Sunday, December 3, 2006

Yay! Putnam! Topic: Algebra/Polynomials. Level: AIME.

Problem: (2006 Putnam - B1) Show that the curve $x^{3}+3xy+y^{3}=1$ contains only one set of three distinct points, $A$, $B$, and $C$, which are the vertices of an equilateral triangle, and find its area.

Solution: Well, this is a cubic in two variables, but let's remember the awesome technique of writing it as a polynomial in just one variable, say $ x $. Then

$ x^3+3xy+(y^3-1) = 0 $.

Well, testing out a bit (looking at the factorization of $ y^3-1 $), we get $ x = 1-y $ is always a solution, so factor it out to get

$ (x+y-1)[x^2+x(1-y)+(y^2+y+1)] = 0 $.

Looking at the second term, we're like let's hope it has not many solutions, so we take the discriminant and find

$ (1-y)^2-4(y^2+y+1) = -3y^2-6y-3 = -3(y+1)^2 $.

But this is always negative unless $ y = -1 $ so that means this is the only case in which this factor can be zero. This gives us the point $ (-1,-1) $ as a solution. Whoa, that means we have categorized the entire solution set:

(1) the line $ x+y = 1 $ and (2) the point $ (-1,-1) $.

If we have three vertices of an equilateral triangle, they most definitely can't be collinear, so one point must be $ (-1,-1) $. Suppose we choose two points on the line $ x+y = 1 $, say $ (x_0, 1-x_0) $ and $ (x_1, 1-x_1) $. Since they have to be equidistant from $ (-1, -1) $, we know one must be the reflection of the other over the line through $ (-1, -1) $ perpendicular to $ x+y = 1 $, which is $ x = y $. So if the first point is $ (x_0, 1-x_0) $ then the other is $ (1-x_0, x_0) $.

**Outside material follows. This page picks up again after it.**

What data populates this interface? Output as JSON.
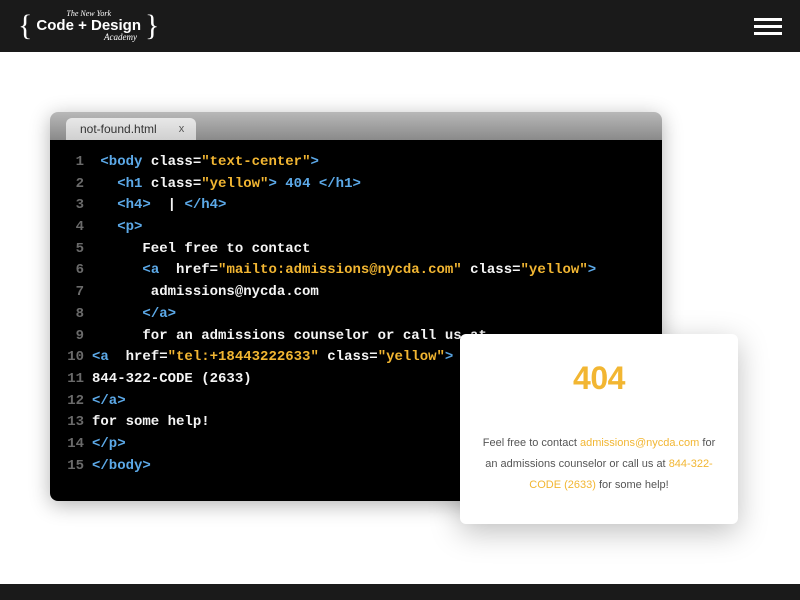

Now setting the squares of the side lengths equal to each other, we know

$ 2(2x_0-1)^2 = (x_0+1)^2+(2-x_0)^2 $

$ 2x_0^2-2x_0-1 = 0 $ so $ x_0 = \frac{1}{2} \pm \frac{\sqrt{3}}{2} $.

This gives the $ x $-coordinate of both the other two vertices of the triangle, so the only one is the equilateral triangle with vertices

$ (-1, -1); \left(\frac{1}{2}+\frac{\sqrt{3}}{2}, \frac{1}{2}-\frac{\sqrt{3}}{2}\right); \left(\frac{1}{2}-\frac{\sqrt{3}}{2}, \frac{1}{2}+\frac{\sqrt{3}}{2}\right) $.

The side length is $ \sqrt{6} $, so the area is $ \frac{6\sqrt{3}}{4} = \frac{3\sqrt{3}}{2} $. QED.


Comment: Slightly difficult if your algebraic intuition wasn't working well, but after you realized the factorization it wasn't hard to convince yourself that a line and a point can have the vertices of at most one equilateral triangle. A solid B1 problem on the Putnam, quite a bit more difficult than the A1, imo.


Practice Problem: (2006 Putnam - A1) Find the volume of the region of points $ (x,y,z) $ such that

$ (x^2+y^2+z^2+8)^2 \le 36(x^2+y^2) $.


  1. you dont even need to find the coordinates, once you know one vertex is (-1,-1) and the other two lie on line y=1-x, you are done. since point (1/2,1/2) must be half way between the the unkown vertecies.

    for the practice problem, substitude w^2 for x^2+y^2 and you get a circle, and its easy from there.

    this year's putnam was weired.

  2. funny thing,
    when i saw this problem (B1), since i had eaten lots of thai food for lunch, there was not much blood flow to my brain, so i spend like 20 mins and just screwed around and getting no where,
    it was until i finished eating an orange, that my brain started working again, i did B2 and B3 first, before i realized how to do B1.

    i highly recomend eating Oranges during putnam; who knows, maybe if i had eaten a box of oranges during usamo last year i would have won it....darn....


  3. Well I figured that finding the points was the best justification as to why only one equilateral triangle exists, though the argument can easily be proven rigorously in other ways as well I suppose.

    Haha, I think B2 was easier than B1, because it was classic pigeonhole. B1 required a little intuitive factoring. I'll have a couple more Putnam problems here in the next couple of days =).